» **Problem requirements**: Across the records that follow, determine how many lines contain "color" and give only the resulting number.
[Start of section]
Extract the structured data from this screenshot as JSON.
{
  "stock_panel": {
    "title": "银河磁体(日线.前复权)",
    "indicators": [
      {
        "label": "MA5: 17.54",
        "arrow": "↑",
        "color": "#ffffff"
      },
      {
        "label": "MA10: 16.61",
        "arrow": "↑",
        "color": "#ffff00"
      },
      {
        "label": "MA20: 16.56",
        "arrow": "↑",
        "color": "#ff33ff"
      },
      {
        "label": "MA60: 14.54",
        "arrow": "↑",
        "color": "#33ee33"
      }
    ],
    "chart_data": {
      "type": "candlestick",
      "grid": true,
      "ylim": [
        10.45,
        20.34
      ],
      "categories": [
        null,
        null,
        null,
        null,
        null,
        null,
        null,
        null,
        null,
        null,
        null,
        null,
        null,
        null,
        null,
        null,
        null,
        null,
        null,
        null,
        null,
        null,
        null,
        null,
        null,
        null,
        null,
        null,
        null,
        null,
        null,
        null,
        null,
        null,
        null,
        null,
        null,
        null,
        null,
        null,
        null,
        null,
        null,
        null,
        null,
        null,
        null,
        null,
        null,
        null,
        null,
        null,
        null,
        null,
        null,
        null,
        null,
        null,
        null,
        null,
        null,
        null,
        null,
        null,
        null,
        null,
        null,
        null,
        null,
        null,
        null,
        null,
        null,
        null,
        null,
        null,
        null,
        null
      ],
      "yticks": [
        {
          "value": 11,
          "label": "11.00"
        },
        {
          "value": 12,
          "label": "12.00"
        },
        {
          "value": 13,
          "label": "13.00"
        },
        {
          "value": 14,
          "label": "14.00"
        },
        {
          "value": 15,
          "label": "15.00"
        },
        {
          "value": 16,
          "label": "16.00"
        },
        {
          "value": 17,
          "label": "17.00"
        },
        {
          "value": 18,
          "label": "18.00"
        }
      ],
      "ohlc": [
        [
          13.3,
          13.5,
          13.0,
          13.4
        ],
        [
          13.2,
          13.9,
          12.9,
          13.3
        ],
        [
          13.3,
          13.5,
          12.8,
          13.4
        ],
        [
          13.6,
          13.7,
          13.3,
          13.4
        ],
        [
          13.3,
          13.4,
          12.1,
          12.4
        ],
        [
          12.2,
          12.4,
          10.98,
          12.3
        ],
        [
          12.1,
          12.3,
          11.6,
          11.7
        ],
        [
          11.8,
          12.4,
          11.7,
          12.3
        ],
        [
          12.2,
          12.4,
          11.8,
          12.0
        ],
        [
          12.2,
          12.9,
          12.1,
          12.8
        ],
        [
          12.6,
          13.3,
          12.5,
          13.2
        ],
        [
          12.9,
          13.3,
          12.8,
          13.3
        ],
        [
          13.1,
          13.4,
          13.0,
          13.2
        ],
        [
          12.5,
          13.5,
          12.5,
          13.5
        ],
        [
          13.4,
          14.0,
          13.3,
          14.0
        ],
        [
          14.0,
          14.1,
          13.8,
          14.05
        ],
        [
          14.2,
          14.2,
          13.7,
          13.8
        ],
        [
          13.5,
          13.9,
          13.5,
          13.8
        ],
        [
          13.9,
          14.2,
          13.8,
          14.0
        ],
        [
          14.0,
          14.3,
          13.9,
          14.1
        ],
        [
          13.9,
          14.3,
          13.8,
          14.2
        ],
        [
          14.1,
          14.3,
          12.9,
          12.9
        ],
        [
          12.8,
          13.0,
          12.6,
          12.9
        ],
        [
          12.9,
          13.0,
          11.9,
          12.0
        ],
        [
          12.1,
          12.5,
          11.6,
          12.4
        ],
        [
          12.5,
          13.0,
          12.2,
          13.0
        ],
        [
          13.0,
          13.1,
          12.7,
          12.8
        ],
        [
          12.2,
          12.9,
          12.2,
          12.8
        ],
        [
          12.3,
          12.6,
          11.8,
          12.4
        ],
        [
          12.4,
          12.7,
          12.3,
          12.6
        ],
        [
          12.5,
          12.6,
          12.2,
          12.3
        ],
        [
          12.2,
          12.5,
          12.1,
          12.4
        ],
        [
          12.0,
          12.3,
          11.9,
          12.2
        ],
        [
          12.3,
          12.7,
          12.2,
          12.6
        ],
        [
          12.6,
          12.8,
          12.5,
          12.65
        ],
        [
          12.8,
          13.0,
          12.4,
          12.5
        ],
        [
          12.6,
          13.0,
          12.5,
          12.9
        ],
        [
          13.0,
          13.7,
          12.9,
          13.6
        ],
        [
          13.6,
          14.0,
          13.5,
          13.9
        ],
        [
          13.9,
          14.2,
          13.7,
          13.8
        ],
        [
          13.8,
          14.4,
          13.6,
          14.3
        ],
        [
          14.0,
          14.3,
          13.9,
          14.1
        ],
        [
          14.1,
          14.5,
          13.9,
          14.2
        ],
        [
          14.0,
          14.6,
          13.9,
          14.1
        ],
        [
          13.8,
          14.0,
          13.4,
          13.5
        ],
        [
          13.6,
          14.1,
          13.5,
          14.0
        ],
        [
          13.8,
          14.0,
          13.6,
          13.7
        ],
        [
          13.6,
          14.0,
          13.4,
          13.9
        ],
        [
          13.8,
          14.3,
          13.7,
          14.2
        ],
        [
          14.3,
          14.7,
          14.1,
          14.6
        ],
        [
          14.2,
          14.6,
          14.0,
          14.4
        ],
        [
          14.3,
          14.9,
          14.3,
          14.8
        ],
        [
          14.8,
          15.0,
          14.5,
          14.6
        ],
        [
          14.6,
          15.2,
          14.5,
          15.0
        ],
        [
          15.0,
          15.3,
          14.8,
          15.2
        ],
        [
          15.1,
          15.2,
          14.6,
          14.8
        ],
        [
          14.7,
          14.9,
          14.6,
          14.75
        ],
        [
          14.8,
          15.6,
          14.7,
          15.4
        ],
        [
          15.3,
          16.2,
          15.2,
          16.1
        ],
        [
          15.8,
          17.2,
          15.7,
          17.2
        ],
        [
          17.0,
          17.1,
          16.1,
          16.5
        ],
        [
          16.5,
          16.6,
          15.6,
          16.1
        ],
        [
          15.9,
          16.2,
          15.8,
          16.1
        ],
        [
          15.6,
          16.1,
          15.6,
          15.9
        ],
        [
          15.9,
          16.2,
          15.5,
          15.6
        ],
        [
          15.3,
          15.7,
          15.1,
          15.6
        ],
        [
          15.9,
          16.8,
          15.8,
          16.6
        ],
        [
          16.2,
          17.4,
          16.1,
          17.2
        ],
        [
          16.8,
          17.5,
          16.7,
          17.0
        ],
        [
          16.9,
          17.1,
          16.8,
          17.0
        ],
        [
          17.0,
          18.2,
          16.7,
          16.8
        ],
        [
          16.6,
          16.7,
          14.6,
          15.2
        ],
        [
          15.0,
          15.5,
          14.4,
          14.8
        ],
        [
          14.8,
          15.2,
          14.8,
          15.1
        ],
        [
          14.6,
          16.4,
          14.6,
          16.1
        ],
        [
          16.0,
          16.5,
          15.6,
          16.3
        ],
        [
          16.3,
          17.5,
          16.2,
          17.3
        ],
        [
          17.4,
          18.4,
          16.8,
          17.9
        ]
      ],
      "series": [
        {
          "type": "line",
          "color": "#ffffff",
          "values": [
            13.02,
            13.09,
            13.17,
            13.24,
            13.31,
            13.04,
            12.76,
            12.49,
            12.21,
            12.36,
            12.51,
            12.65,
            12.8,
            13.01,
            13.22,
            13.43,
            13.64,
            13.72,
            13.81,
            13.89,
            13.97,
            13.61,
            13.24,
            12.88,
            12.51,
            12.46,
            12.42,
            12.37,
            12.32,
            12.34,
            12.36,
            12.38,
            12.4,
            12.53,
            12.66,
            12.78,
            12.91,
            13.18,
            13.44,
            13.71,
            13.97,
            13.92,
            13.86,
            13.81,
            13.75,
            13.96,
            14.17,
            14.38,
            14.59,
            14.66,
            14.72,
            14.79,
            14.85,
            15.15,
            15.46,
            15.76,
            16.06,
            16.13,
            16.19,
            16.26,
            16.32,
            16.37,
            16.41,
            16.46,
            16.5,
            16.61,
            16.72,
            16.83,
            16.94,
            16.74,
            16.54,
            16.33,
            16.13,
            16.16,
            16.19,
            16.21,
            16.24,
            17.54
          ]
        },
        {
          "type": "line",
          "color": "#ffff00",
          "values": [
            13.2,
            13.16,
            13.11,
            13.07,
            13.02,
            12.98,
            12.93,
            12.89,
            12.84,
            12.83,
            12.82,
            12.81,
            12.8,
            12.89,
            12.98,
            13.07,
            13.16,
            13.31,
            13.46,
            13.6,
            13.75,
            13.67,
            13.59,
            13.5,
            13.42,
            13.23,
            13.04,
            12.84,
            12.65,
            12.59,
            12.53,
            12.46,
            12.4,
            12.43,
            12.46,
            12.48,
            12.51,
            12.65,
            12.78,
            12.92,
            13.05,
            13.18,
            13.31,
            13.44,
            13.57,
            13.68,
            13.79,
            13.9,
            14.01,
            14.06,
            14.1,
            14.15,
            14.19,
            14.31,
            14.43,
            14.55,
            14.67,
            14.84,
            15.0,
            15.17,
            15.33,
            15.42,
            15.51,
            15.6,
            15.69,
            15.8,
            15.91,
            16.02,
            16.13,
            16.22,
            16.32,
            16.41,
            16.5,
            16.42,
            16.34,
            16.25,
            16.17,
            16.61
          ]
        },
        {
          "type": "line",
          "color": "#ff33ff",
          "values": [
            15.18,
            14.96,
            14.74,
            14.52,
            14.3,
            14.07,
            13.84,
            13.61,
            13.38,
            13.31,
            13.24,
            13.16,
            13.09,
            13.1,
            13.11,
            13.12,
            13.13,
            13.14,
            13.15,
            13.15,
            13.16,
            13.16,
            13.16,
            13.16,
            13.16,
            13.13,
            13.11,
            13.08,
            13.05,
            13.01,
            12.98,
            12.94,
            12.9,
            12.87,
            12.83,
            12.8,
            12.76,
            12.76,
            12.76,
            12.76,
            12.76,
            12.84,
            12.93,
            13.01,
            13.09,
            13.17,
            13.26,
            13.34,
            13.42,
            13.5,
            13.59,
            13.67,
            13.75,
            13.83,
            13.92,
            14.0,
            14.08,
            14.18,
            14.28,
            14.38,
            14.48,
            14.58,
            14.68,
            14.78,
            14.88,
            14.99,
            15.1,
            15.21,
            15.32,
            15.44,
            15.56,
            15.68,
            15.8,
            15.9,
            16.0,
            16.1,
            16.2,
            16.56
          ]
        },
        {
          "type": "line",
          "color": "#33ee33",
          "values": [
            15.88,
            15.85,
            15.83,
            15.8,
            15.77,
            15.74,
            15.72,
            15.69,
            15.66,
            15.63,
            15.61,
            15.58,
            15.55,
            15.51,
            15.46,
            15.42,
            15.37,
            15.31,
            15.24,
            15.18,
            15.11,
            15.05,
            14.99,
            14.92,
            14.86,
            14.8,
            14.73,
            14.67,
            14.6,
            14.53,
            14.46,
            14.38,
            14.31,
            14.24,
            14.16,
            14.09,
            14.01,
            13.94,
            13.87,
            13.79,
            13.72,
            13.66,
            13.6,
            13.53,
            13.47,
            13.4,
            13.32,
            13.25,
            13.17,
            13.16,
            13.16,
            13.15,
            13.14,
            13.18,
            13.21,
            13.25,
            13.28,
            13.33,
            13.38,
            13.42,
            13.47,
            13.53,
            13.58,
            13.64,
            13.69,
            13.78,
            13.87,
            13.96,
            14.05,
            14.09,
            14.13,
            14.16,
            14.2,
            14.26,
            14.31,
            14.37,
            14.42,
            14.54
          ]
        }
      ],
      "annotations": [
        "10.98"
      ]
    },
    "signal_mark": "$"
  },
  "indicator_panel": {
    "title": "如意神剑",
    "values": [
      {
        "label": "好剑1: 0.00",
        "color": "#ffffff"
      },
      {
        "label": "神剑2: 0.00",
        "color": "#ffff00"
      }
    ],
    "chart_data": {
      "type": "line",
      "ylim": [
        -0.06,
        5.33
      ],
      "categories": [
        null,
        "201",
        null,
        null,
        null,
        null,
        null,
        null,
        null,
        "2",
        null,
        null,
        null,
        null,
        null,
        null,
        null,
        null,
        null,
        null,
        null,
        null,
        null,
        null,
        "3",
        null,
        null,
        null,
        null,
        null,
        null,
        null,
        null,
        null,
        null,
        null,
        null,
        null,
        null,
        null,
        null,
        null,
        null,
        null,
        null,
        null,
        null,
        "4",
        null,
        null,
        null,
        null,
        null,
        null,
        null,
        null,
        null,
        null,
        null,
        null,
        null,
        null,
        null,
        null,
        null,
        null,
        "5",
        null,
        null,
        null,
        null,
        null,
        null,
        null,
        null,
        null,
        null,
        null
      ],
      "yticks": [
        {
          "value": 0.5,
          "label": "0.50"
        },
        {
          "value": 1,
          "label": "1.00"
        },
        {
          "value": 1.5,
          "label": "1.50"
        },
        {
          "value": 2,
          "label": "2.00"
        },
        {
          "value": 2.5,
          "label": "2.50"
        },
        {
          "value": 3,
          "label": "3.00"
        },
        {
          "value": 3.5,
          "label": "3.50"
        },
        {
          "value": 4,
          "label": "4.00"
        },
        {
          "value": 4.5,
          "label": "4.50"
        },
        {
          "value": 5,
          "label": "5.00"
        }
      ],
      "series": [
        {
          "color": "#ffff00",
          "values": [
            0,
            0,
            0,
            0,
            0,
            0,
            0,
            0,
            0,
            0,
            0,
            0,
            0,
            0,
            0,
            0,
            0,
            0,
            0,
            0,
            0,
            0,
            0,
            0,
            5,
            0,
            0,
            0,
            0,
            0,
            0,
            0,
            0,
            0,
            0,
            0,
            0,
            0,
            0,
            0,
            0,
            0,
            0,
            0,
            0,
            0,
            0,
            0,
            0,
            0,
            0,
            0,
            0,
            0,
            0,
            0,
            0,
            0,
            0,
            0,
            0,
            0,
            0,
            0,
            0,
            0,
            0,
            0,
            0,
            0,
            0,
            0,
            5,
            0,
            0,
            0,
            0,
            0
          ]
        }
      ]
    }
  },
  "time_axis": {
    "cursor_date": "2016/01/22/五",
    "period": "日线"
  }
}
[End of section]
» **Response to the exercise**: 11